++++ Data records ++++

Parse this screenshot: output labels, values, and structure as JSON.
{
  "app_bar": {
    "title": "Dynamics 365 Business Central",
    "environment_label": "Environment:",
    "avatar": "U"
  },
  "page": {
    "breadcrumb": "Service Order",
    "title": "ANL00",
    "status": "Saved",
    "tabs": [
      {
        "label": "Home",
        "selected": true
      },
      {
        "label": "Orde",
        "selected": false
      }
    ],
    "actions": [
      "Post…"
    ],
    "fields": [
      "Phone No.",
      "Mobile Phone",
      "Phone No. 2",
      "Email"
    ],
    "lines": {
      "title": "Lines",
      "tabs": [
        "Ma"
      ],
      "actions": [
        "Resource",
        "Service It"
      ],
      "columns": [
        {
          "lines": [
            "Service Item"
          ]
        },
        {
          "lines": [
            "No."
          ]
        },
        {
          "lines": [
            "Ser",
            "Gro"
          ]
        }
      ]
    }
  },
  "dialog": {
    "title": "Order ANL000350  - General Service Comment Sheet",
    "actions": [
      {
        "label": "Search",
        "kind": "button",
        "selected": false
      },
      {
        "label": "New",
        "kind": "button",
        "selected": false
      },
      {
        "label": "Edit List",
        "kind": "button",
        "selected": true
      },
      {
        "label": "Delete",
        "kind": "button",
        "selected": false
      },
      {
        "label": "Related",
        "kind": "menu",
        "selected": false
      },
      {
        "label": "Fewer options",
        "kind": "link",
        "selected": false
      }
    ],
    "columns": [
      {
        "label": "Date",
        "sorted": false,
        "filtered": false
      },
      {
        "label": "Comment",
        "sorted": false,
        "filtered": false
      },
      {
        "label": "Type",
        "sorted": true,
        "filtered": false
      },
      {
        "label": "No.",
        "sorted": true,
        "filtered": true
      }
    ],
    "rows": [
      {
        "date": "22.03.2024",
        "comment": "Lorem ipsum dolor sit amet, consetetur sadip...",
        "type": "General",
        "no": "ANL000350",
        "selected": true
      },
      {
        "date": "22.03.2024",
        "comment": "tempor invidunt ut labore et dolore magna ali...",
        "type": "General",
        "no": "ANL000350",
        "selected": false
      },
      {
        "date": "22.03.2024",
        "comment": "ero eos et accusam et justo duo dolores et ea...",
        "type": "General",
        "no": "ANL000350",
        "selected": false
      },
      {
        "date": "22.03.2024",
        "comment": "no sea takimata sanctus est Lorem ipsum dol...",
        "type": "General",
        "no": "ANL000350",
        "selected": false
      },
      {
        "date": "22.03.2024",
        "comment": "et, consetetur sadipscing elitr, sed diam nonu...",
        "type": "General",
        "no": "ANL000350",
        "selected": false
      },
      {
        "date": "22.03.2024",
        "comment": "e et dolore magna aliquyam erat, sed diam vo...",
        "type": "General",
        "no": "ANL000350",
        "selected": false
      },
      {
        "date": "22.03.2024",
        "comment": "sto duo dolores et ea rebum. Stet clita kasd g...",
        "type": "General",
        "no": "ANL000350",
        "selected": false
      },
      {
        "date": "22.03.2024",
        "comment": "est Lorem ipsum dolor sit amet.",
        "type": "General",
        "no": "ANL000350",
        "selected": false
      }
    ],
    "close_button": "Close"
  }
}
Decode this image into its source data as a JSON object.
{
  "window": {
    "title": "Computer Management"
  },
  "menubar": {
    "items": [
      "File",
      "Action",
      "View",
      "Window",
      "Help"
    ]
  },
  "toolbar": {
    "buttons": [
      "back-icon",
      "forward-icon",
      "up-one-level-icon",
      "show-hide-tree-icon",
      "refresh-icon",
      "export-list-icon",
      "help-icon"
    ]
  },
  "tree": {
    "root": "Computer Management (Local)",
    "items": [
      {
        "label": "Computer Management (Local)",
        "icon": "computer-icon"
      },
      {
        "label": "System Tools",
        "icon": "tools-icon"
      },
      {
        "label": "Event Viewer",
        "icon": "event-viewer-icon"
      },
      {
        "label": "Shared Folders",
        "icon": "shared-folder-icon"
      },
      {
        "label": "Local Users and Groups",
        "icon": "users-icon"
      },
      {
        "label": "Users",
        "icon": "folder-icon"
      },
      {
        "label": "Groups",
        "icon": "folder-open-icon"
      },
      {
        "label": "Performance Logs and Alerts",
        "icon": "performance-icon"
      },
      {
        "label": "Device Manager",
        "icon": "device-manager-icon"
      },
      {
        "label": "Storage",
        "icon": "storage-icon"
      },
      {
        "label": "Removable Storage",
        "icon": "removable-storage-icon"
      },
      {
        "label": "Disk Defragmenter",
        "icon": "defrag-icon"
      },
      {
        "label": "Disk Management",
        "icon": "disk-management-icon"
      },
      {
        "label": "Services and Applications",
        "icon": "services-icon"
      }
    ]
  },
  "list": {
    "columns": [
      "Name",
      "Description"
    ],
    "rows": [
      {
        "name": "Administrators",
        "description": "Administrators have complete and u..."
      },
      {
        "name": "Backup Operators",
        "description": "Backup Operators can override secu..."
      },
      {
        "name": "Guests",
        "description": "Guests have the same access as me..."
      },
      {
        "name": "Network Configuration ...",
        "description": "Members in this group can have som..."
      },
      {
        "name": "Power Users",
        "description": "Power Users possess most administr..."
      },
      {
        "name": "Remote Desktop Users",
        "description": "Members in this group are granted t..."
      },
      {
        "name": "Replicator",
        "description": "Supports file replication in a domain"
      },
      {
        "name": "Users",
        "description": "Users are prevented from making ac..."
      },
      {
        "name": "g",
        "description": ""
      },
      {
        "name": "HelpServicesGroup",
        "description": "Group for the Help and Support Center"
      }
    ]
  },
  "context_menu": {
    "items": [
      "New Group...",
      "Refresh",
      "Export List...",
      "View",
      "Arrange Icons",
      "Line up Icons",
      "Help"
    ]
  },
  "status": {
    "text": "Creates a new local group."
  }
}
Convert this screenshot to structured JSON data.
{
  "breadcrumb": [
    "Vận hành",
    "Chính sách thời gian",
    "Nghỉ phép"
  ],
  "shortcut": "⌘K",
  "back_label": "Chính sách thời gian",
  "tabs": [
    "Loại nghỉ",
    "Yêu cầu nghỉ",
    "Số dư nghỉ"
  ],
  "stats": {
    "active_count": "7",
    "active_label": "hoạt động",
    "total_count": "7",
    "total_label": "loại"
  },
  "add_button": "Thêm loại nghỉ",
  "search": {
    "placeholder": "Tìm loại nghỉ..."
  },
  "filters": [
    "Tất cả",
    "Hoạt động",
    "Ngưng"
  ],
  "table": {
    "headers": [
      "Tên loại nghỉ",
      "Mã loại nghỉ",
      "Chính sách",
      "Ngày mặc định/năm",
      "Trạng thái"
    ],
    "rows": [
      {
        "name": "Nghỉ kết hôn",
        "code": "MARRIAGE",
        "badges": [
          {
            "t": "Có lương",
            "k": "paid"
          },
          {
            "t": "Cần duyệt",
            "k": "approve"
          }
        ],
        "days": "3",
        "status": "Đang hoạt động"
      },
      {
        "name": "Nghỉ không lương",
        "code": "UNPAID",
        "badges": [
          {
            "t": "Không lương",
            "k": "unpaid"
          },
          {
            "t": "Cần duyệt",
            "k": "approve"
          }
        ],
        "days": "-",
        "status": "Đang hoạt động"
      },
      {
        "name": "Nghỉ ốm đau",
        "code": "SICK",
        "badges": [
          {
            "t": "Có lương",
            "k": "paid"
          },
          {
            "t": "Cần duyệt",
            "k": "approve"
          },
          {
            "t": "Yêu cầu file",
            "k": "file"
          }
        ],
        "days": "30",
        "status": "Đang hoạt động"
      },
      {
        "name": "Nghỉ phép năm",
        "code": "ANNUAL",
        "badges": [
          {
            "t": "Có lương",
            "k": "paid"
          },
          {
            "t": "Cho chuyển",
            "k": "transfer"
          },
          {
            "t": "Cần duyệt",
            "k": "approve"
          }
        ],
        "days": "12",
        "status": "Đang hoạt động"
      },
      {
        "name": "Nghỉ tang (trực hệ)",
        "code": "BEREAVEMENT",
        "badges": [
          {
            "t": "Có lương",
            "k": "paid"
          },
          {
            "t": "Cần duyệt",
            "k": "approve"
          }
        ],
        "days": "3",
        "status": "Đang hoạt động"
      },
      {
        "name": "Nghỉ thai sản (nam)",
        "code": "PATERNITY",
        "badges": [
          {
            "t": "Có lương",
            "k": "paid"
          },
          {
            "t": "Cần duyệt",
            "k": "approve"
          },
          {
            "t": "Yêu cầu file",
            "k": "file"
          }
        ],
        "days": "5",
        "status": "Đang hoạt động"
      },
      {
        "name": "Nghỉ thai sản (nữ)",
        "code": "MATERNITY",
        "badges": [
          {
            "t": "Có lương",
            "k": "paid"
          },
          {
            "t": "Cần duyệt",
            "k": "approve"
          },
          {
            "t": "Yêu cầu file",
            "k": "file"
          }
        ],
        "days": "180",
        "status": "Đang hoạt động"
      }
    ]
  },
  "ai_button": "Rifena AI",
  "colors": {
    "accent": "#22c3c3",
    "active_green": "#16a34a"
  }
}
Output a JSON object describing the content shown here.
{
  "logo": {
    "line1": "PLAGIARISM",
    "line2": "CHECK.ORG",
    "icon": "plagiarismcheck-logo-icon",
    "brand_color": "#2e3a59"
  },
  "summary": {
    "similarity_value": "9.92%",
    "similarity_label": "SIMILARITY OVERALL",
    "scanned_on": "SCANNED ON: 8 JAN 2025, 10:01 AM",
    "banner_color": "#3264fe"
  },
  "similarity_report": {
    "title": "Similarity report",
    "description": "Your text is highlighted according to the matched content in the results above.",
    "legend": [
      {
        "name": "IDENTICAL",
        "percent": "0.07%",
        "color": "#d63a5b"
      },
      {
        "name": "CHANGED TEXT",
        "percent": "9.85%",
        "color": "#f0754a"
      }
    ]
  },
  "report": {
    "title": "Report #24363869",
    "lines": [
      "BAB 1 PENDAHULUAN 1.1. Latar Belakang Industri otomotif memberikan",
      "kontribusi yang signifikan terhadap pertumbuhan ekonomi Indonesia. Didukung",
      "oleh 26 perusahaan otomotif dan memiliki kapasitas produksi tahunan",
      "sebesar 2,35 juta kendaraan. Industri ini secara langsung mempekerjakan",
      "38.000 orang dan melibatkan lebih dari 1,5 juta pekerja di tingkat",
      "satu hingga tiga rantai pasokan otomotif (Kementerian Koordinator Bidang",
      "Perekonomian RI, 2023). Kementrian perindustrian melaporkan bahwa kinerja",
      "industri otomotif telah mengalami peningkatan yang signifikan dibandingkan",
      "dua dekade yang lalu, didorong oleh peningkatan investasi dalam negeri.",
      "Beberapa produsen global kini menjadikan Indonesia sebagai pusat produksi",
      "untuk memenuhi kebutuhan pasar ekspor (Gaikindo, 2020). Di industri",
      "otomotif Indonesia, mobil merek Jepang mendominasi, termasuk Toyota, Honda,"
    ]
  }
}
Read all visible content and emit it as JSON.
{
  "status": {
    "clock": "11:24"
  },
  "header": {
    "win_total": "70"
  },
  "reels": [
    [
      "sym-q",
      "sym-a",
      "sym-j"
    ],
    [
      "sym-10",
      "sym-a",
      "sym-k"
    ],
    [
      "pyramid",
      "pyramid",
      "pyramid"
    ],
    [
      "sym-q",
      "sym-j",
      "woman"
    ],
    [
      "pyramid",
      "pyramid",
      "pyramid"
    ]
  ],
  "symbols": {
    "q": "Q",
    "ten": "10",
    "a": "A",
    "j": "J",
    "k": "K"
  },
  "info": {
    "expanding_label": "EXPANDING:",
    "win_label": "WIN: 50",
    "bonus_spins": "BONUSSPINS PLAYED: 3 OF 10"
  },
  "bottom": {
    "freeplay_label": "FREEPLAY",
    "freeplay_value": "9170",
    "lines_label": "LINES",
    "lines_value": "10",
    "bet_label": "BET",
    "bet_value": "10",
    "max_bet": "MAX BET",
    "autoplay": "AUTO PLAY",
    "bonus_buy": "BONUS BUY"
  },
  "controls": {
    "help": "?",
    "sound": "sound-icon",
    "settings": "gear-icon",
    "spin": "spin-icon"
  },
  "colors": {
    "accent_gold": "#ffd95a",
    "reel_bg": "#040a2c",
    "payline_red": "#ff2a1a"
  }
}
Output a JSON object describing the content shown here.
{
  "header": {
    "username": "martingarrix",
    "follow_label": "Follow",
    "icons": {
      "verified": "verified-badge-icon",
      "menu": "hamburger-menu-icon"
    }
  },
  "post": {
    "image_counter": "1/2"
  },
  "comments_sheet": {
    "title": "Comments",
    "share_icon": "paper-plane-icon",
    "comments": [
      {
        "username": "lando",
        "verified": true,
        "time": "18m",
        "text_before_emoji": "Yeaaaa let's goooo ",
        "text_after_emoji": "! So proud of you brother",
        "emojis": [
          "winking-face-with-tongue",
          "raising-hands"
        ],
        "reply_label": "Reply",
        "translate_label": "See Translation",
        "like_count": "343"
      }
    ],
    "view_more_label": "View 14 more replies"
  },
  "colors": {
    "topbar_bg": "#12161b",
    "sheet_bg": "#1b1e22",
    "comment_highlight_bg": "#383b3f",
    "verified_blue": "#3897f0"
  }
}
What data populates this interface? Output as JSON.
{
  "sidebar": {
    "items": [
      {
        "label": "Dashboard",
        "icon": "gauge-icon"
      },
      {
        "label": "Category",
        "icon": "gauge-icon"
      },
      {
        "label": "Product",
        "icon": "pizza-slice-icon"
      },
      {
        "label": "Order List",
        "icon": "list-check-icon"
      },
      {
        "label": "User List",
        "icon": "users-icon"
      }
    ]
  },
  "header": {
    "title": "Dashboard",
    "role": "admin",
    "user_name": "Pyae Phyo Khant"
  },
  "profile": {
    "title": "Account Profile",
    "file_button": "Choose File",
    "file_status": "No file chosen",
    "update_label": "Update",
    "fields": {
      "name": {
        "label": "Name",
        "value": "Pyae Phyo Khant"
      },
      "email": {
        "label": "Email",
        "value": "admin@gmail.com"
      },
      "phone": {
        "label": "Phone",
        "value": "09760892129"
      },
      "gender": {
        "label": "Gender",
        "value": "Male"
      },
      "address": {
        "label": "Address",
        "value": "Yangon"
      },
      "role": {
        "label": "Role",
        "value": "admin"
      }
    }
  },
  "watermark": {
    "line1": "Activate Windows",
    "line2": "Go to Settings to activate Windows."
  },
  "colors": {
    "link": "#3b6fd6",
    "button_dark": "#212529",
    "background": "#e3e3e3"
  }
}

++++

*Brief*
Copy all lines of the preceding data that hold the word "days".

*Answer for the task*
        "days": "3",
        "days": "-",
        "days": "30",
        "days": "12",
        "days": "3",
        "days": "5",
        "days": "180",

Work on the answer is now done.